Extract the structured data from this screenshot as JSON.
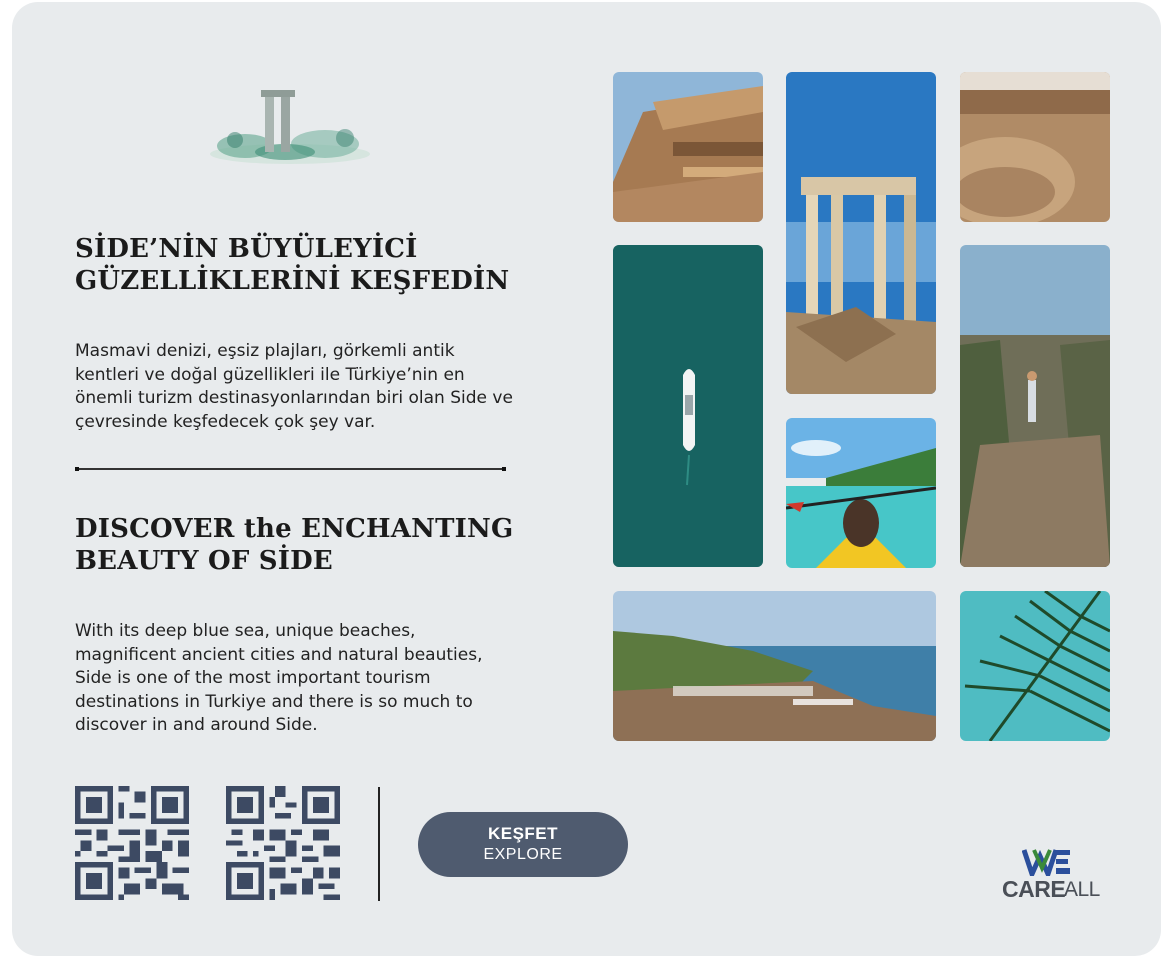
{
  "heading_tr": "SİDE’NİN BÜYÜLEYİCİ\nGÜZELLİKLERİNİ KEŞFEDİN",
  "paragraph_tr": "Masmavi denizi, eşsiz plajları, görkemli antik kentleri ve doğal güzellikleri ile Türkiye’nin en önemli turizm destinasyonlarından biri olan Side ve çevresinde keşfedecek çok şey var.",
  "heading_en": "DISCOVER the ENCHANTING\nBEAUTY OF SİDE",
  "paragraph_en": "With its deep blue sea, unique beaches, magnificent ancient cities and natural beauties, Side is one of the most important tourism destinations in Turkiye and there is so much to discover in and around Side.",
  "cta": {
    "label_tr": "KEŞFET",
    "label_en": "EXPLORE"
  },
  "brand": {
    "we": "WE",
    "care": "CARE",
    "all": "ALL"
  },
  "photos": [
    "temple-frieze",
    "temple-columns",
    "amphitheater",
    "yacht-sea",
    "hiker-canyon",
    "kayak",
    "harbor",
    "palm-leaves"
  ],
  "colors": {
    "background": "#e8ebed",
    "button": "#4f5b6f",
    "brand_green": "#3a8a3a",
    "brand_blue": "#2b4f9c"
  }
}
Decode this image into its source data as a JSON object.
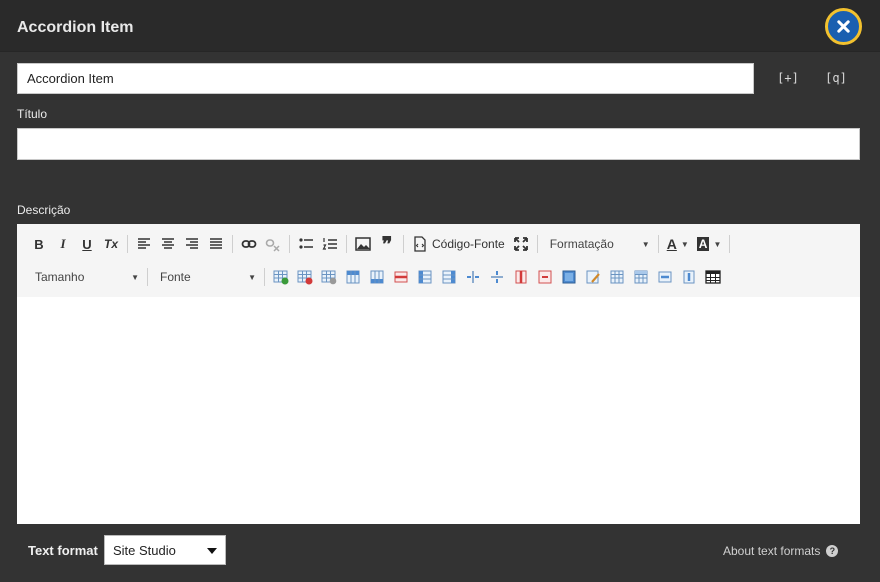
{
  "dialog": {
    "title": "Accordion Item",
    "close_icon": "close-icon"
  },
  "form": {
    "admin_label_value": "Accordion Item",
    "expand_button": "[+]",
    "inspect_button": "[q]",
    "title_label": "Título",
    "title_value": "",
    "description_label": "Descrição"
  },
  "toolbar": {
    "row1": [
      {
        "name": "bold-button",
        "icon": "bold-icon",
        "glyph": "B"
      },
      {
        "name": "italic-button",
        "icon": "italic-icon",
        "glyph": "I"
      },
      {
        "name": "underline-button",
        "icon": "underline-icon",
        "glyph": "U"
      },
      {
        "name": "remove-format-button",
        "icon": "remove-format-icon",
        "glyph": "Tx"
      }
    ],
    "source_label": "Código-Fonte",
    "format_combo": "Formatação",
    "size_combo": "Tamanho",
    "font_combo": "Fonte",
    "text_color_glyph": "A",
    "bg_color_glyph": "A"
  },
  "footer": {
    "text_format_label": "Text format",
    "text_format_selected": "Site Studio",
    "about_link": "About text formats",
    "help_glyph": "?"
  },
  "colors": {
    "accent_ring": "#f2c12e",
    "close_fill": "#1a5fb0",
    "background": "#333333"
  }
}
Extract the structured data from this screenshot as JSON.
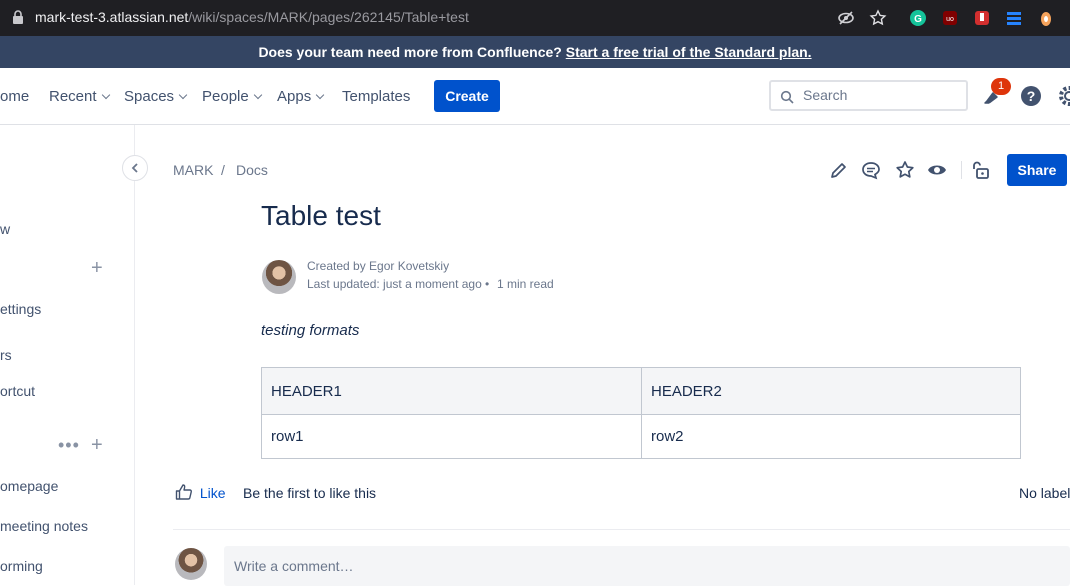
{
  "browser": {
    "url_host": "mark-test-3.atlassian.net",
    "url_path": "/wiki/spaces/MARK/pages/262145/Table+test"
  },
  "banner": {
    "text": "Does your team need more from Confluence?",
    "link": "Start a free trial of the Standard plan."
  },
  "nav": {
    "home": "ome",
    "recent": "Recent",
    "spaces": "Spaces",
    "people": "People",
    "apps": "Apps",
    "templates": "Templates",
    "create": "Create",
    "search_placeholder": "Search",
    "notifications_count": "1"
  },
  "sidebar": {
    "items": [
      "w",
      "ettings",
      "rs",
      "ortcut",
      "omepage",
      "meeting notes",
      "orming"
    ]
  },
  "breadcrumb": {
    "space": "MARK",
    "sep": "/",
    "page": "Docs"
  },
  "page": {
    "title": "Table test",
    "created_by": "Created by Egor Kovetskiy",
    "last_updated": "Last updated: just a moment ago",
    "read_time": "1 min read",
    "intro": "testing formats",
    "table": {
      "headers": [
        "HEADER1",
        "HEADER2"
      ],
      "rows": [
        [
          "row1",
          "row2"
        ]
      ]
    }
  },
  "actions": {
    "share": "Share",
    "like": "Like",
    "like_prompt": "Be the first to like this",
    "labels": "No label",
    "comment_placeholder": "Write a comment…"
  },
  "colors": {
    "primary": "#0052cc",
    "banner": "#344563",
    "text": "#172b4d",
    "badge": "#de350b"
  }
}
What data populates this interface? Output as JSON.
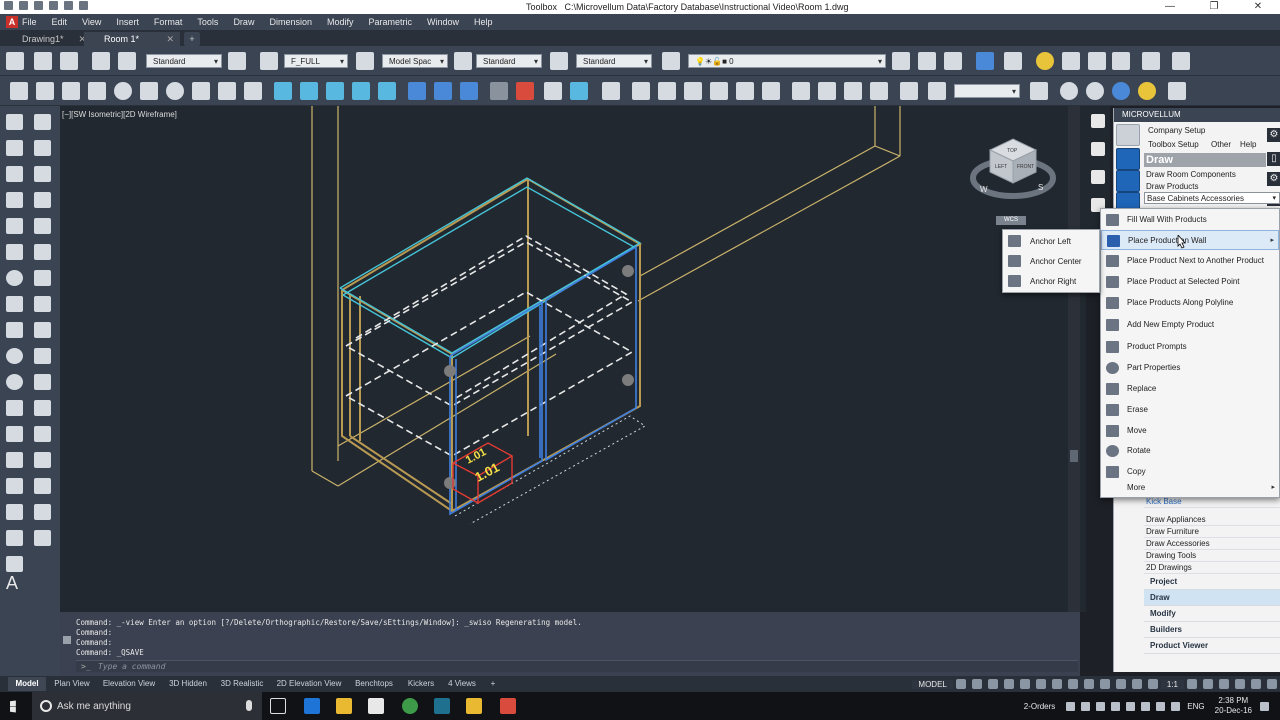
{
  "window": {
    "app_name": "Toolbox",
    "file_path": "C:\\Microvellum Data\\Factory Database\\Instructional Video\\Room 1.dwg"
  },
  "menu": [
    "File",
    "Edit",
    "View",
    "Insert",
    "Format",
    "Tools",
    "Draw",
    "Dimension",
    "Modify",
    "Parametric",
    "Window",
    "Help"
  ],
  "doc_tabs": [
    {
      "label": "Drawing1*",
      "active": false
    },
    {
      "label": "Room 1*",
      "active": true
    }
  ],
  "toolbar": {
    "text_style": "Standard",
    "font": "F_FULL",
    "dim_style": "Model Spac",
    "table_style": "Standard",
    "mleader_style": "Standard",
    "layer": "0"
  },
  "viewport": {
    "label": "[−][SW Isometric][2D Wireframe]",
    "annotation_1": "1.01",
    "annotation_2": "1.01",
    "cube_top": "TOP",
    "cube_left": "LEFT",
    "cube_front": "FRONT",
    "compass_w": "W",
    "compass_s": "S",
    "wcs": "WCS"
  },
  "command": {
    "lines": [
      "Command: _-view Enter an option [?/Delete/Orthographic/Restore/Save/sEttings/Window]: _swiso Regenerating model.",
      "Command:",
      "Command:",
      "Command: _QSAVE"
    ],
    "placeholder": "Type a command"
  },
  "layout_tabs": [
    "Model",
    "Plan View",
    "Elevation View",
    "3D Hidden",
    "3D Realistic",
    "2D Elevation View",
    "Benchtops",
    "Kickers",
    "4 Views"
  ],
  "status": {
    "mode": "MODEL",
    "scale": "1:1"
  },
  "palette": {
    "header": "MICROVELLUM",
    "company_setup": "Company Setup",
    "toolbox_setup": "Toolbox Setup",
    "other": "Other",
    "help": "Help",
    "draw": "Draw",
    "draw_room_components": "Draw Room Components",
    "draw_products": "Draw Products",
    "category": "Base Cabinets Accessories",
    "list": [
      "Kick Base",
      "Draw Appliances",
      "Draw Furniture",
      "Draw Accessories",
      "Drawing Tools",
      "2D Drawings"
    ],
    "sections": [
      "Project",
      "Draw",
      "Modify",
      "Builders",
      "Product Viewer"
    ],
    "selected_section": "Draw"
  },
  "context_menu": [
    {
      "label": "Fill Wall With Products",
      "icon": "grid-icon"
    },
    {
      "label": "Place Product on Wall",
      "icon": "wall-icon",
      "submenu": true,
      "highlighted": true
    },
    {
      "label": "Place Product Next to Another Product",
      "icon": "product-next-icon"
    },
    {
      "label": "Place Product at Selected Point",
      "icon": "crosshair-icon"
    },
    {
      "label": "Place Products Along Polyline",
      "icon": "polyline-icon"
    },
    {
      "label": "Add New Empty Product",
      "icon": "plus-icon"
    },
    {
      "label": "Product Prompts",
      "icon": "document-icon"
    },
    {
      "label": "Part Properties",
      "icon": "gear-icon"
    },
    {
      "label": "Replace",
      "icon": "replace-icon"
    },
    {
      "label": "Erase",
      "icon": "eraser-icon"
    },
    {
      "label": "Move",
      "icon": "move-icon"
    },
    {
      "label": "Rotate",
      "icon": "rotate-icon"
    },
    {
      "label": "Copy",
      "icon": "copy-icon"
    },
    {
      "label": "More",
      "icon": "",
      "submenu": true
    }
  ],
  "submenu": [
    "Anchor Left",
    "Anchor Center",
    "Anchor Right"
  ],
  "taskbar": {
    "search_placeholder": "Ask me anything",
    "orders": "2-Orders",
    "language": "ENG",
    "time": "2:38 PM",
    "date": "20-Dec-16"
  }
}
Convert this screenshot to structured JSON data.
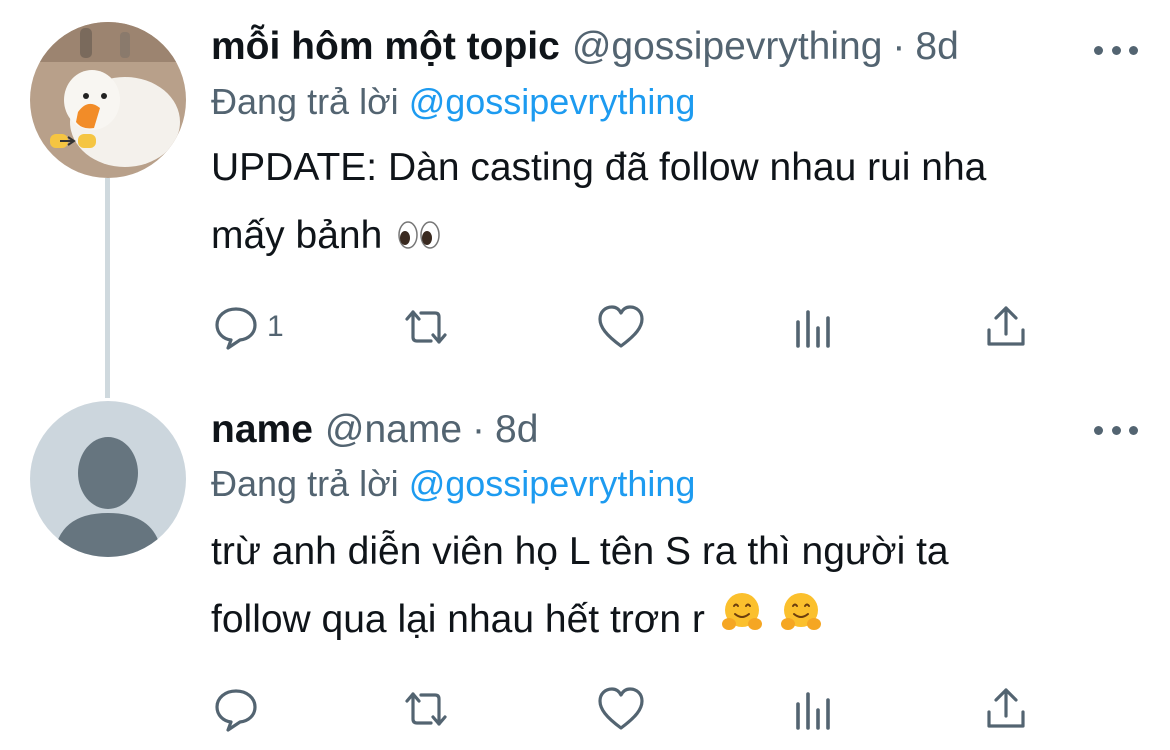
{
  "tweets": [
    {
      "display_name": "mỗi hôm một topic",
      "handle": "@gossipevrything",
      "separator": "·",
      "time": "8d",
      "replying_prefix": "Đang trả lời",
      "replying_to": "@gossipevrything",
      "text_line1": "UPDATE: Dàn casting đã follow nhau rui nha",
      "text_line2": "mấy bảnh",
      "text_emoji": "eyes",
      "reply_count": "1"
    },
    {
      "display_name": "name",
      "handle": "@name",
      "separator": "·",
      "time": "8d",
      "replying_prefix": "Đang trả lời",
      "replying_to": "@gossipevrything",
      "text_line1": "trừ anh diễn viên họ L tên S ra thì người ta",
      "text_line2": "follow qua lại nhau hết trơn r",
      "text_emoji": "hugging-face x2",
      "reply_count": ""
    }
  ],
  "icons": {
    "reply": "comment-bubble-icon",
    "retweet": "retweet-icon",
    "like": "heart-icon",
    "views": "analytics-bars-icon",
    "share": "share-upload-icon",
    "more": "more-dots-icon"
  },
  "colors": {
    "text": "#0f1419",
    "secondary": "#536471",
    "link": "#1d9bf0",
    "thread_line": "#cfd9de",
    "default_avatar_bg": "#ccd6dd",
    "default_avatar_fg": "#66757f"
  }
}
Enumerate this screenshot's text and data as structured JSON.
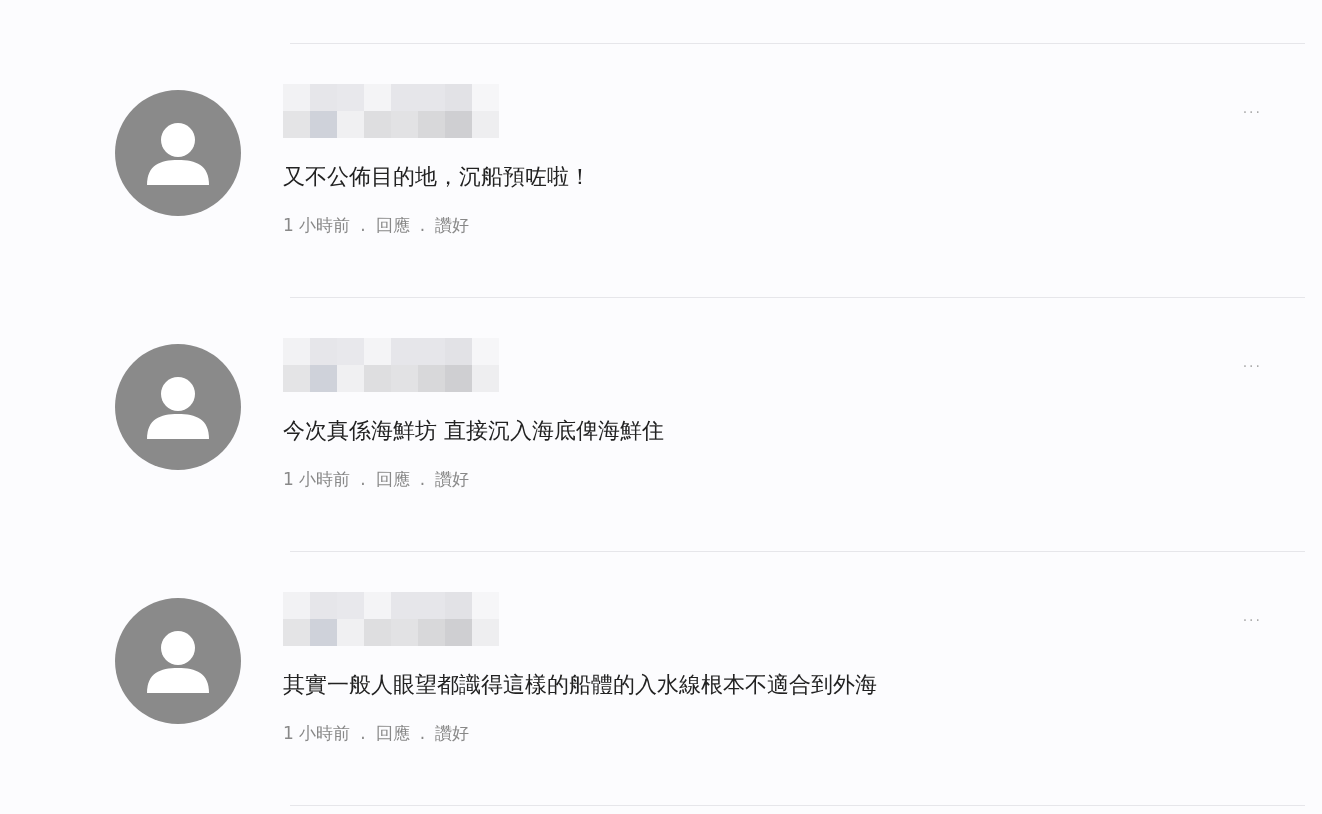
{
  "comments": [
    {
      "text": "又不公佈目的地，沉船預咗啦！",
      "time": "1 小時前",
      "sep1": ".",
      "reply": "回應",
      "sep2": ".",
      "like": "讚好",
      "more": "···"
    },
    {
      "text": "今次真係海鮮坊 直接沉入海底俾海鮮住",
      "time": "1 小時前",
      "sep1": ".",
      "reply": "回應",
      "sep2": ".",
      "like": "讚好",
      "more": "···"
    },
    {
      "text": "其實一般人眼望都識得這樣的船體的入水線根本不適合到外海",
      "time": "1 小時前",
      "sep1": ".",
      "reply": "回應",
      "sep2": ".",
      "like": "讚好",
      "more": "···"
    }
  ]
}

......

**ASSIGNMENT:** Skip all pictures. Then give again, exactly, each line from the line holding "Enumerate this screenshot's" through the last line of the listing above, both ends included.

**SOLUTION FOR THIS PROBLEM:**
Enumerate this screenshot's text and data as structured JSON.
{
  "comments": [
    {
      "text": "又不公佈目的地，沉船預咗啦！",
      "time": "1 小時前",
      "sep1": ".",
      "reply": "回應",
      "sep2": ".",
      "like": "讚好",
      "more": "···"
    },
    {
      "text": "今次真係海鮮坊 直接沉入海底俾海鮮住",
      "time": "1 小時前",
      "sep1": ".",
      "reply": "回應",
      "sep2": ".",
      "like": "讚好",
      "more": "···"
    },
    {
      "text": "其實一般人眼望都識得這樣的船體的入水線根本不適合到外海",
      "time": "1 小時前",
      "sep1": ".",
      "reply": "回應",
      "sep2": ".",
      "like": "讚好",
      "more": "···"
    }
  ]
}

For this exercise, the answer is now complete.